[Component data from apps and pages]

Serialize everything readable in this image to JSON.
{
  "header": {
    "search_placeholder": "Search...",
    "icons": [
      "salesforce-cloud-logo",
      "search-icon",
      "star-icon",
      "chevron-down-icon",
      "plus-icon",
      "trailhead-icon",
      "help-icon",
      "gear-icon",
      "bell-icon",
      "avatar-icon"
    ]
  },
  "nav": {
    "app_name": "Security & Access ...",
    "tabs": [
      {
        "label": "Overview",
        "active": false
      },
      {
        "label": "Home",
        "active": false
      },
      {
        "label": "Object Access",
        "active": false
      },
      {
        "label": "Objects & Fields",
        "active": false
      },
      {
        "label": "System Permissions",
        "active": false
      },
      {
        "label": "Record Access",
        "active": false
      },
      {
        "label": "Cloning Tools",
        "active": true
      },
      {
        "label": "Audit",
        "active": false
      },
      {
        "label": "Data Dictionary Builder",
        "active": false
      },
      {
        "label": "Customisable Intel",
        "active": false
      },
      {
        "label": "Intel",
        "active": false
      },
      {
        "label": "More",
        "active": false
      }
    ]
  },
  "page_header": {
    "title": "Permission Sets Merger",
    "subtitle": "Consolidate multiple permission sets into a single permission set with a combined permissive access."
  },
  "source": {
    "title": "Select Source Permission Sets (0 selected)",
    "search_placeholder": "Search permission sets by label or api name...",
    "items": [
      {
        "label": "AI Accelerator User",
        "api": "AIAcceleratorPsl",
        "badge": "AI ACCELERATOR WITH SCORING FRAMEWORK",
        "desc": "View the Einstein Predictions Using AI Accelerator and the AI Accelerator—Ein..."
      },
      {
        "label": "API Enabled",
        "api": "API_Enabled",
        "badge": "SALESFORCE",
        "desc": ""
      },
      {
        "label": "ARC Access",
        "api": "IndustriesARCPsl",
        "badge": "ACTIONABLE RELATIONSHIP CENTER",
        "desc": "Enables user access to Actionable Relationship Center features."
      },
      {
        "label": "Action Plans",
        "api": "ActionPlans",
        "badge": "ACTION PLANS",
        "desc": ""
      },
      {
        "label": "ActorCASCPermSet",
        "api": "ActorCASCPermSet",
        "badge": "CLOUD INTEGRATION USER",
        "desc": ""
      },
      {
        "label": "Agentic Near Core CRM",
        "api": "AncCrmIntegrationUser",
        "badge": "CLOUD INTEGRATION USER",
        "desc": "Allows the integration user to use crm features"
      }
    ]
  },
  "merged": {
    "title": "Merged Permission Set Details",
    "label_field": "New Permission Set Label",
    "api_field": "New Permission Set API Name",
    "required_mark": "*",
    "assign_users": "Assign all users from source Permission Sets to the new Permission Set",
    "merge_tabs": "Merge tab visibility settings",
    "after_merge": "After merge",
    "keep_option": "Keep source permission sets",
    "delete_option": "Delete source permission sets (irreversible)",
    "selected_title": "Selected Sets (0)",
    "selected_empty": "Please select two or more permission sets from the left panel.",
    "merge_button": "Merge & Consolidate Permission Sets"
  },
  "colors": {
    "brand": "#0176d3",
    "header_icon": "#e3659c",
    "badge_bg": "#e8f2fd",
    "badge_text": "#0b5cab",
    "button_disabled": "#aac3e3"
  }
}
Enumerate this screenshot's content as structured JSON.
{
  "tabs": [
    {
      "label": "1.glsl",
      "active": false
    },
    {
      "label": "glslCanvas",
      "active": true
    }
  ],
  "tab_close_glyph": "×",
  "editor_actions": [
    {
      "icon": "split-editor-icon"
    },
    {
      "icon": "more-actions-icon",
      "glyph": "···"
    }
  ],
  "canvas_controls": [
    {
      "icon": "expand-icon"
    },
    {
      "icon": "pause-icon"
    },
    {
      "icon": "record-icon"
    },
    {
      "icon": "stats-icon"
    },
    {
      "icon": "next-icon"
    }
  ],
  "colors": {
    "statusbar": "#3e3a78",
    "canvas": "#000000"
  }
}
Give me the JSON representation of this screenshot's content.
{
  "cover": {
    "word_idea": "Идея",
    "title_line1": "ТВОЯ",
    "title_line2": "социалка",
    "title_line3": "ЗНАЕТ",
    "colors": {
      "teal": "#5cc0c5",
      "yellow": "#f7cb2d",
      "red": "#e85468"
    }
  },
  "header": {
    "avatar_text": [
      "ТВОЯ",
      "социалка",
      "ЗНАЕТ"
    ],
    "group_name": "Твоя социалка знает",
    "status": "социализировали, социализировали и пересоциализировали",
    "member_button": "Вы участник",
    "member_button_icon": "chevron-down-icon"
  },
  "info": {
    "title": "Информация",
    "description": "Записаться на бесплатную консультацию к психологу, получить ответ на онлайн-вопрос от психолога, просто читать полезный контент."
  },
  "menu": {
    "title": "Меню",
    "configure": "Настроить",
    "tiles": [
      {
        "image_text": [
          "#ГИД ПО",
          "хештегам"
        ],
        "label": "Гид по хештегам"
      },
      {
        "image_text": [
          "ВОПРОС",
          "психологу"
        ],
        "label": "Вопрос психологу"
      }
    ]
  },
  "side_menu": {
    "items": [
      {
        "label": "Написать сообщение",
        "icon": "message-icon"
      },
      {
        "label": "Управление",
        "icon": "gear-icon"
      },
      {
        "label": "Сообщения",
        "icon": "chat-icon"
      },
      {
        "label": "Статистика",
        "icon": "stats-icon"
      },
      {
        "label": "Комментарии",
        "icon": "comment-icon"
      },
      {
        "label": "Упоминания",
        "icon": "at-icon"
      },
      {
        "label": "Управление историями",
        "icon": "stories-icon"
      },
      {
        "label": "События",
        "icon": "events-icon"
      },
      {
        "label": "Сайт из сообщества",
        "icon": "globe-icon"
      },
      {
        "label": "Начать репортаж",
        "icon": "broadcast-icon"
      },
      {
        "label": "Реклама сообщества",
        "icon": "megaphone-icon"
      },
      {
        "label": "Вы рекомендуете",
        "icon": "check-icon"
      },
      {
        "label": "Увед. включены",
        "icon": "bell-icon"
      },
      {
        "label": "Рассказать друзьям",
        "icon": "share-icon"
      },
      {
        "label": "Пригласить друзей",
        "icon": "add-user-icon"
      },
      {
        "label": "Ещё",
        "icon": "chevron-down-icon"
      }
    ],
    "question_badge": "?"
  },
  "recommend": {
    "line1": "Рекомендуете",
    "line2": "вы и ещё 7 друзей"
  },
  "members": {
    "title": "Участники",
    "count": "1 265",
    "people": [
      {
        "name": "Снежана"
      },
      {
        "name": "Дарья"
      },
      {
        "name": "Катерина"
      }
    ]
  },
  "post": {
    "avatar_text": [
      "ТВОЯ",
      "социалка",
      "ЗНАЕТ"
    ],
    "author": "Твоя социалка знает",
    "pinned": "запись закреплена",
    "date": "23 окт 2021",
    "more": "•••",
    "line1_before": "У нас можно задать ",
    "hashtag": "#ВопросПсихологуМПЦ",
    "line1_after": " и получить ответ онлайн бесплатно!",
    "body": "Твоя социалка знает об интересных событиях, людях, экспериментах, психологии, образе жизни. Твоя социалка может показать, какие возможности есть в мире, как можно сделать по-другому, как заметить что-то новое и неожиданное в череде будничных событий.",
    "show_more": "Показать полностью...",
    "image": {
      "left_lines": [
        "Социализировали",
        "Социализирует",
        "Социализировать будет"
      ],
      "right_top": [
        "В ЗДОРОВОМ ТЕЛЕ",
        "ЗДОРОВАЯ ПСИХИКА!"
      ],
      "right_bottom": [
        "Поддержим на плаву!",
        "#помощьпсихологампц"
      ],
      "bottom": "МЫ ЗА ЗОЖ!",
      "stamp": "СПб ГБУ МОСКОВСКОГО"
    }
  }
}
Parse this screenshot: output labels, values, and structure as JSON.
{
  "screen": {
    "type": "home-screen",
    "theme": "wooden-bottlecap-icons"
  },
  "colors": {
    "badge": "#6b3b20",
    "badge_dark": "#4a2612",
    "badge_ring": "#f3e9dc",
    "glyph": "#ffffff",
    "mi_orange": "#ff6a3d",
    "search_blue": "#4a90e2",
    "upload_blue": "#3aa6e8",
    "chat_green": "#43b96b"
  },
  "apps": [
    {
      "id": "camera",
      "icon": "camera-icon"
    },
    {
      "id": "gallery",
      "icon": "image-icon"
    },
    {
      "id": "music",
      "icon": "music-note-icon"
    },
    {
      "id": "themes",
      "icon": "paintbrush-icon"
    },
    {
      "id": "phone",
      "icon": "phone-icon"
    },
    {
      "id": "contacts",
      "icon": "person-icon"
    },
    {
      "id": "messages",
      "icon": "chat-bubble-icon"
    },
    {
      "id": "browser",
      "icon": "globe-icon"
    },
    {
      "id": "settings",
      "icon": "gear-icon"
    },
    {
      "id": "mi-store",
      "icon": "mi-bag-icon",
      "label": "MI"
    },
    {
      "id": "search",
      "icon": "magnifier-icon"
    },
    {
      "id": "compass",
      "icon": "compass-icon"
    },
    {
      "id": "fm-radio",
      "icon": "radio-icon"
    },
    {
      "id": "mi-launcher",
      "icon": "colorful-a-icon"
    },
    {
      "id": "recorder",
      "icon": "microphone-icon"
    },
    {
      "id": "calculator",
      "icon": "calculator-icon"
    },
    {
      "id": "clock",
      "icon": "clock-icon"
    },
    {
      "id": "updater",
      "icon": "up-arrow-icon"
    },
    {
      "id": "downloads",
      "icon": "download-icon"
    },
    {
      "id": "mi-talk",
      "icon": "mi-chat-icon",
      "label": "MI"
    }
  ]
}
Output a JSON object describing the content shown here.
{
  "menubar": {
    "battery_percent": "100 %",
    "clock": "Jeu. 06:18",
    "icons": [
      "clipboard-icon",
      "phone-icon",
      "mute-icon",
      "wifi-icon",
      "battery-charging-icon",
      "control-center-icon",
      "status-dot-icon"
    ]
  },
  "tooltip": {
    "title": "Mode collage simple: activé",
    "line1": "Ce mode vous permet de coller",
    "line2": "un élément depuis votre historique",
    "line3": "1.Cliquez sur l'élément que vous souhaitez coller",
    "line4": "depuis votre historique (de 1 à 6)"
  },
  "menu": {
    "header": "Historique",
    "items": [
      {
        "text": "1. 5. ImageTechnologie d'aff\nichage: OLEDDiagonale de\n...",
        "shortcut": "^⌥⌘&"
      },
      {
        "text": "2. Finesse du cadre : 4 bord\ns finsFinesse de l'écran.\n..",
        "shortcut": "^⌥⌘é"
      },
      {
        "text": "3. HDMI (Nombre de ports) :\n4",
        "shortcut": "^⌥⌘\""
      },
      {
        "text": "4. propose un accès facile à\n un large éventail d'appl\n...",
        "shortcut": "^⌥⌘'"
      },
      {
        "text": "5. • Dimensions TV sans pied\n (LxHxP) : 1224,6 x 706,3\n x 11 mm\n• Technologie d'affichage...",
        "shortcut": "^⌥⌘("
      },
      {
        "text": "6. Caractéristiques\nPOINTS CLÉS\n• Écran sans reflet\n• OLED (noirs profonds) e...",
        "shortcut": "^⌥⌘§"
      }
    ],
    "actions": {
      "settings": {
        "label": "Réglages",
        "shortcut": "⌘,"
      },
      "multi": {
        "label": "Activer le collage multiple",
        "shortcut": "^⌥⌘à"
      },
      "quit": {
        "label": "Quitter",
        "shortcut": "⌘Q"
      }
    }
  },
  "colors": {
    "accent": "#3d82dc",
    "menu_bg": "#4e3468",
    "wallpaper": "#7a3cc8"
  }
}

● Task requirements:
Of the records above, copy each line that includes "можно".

● Task response:
    "line1_before": "У нас можно задать ",
    "body": "Твоя социалка знает об интересных событиях, людях, экспериментах, психологии, образе жизни. Твоя социалка может показать, какие возможности есть в мире, как можно сделать по-другому, как заметить что-то новое и неожиданное в череде будничных событий.",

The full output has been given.